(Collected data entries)
-=-=-
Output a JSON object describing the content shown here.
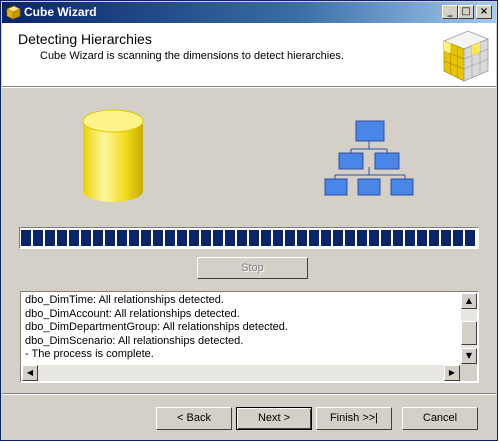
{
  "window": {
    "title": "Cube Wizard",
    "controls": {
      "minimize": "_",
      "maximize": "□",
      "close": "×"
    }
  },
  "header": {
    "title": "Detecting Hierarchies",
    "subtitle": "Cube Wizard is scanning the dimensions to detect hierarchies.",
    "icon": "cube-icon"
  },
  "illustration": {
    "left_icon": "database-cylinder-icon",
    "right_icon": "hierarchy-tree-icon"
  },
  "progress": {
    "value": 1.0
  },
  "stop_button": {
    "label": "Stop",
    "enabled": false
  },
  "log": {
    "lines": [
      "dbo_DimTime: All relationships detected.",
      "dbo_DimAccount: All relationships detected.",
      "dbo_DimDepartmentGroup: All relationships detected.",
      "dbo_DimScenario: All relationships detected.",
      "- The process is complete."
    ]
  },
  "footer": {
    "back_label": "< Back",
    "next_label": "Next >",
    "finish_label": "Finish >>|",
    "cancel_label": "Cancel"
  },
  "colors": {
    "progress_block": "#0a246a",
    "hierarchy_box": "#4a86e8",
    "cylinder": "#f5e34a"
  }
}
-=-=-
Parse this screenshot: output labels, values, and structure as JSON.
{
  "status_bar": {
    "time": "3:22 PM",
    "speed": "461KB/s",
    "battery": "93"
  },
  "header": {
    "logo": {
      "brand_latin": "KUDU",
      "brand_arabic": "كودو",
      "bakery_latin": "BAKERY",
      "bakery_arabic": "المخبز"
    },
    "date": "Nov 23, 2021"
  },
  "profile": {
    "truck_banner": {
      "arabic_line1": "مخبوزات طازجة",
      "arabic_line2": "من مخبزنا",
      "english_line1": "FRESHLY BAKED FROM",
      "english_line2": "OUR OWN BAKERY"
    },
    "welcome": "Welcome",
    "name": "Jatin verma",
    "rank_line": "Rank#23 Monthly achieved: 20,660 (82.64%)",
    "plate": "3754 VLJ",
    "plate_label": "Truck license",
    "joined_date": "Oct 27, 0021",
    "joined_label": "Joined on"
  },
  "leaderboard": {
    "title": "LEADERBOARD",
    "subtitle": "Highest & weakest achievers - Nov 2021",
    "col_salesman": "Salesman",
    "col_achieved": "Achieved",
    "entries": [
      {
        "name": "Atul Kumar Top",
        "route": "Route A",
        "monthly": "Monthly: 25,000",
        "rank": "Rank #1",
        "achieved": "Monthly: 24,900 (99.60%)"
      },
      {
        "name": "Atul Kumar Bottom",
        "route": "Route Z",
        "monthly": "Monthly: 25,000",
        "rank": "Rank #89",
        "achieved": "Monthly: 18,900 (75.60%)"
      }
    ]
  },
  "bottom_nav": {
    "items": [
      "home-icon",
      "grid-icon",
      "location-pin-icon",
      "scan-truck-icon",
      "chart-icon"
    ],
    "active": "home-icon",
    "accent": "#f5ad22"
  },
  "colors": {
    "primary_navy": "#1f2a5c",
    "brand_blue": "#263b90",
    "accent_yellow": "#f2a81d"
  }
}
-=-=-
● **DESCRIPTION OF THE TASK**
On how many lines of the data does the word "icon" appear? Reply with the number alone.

● **RESPONSE AREA**
9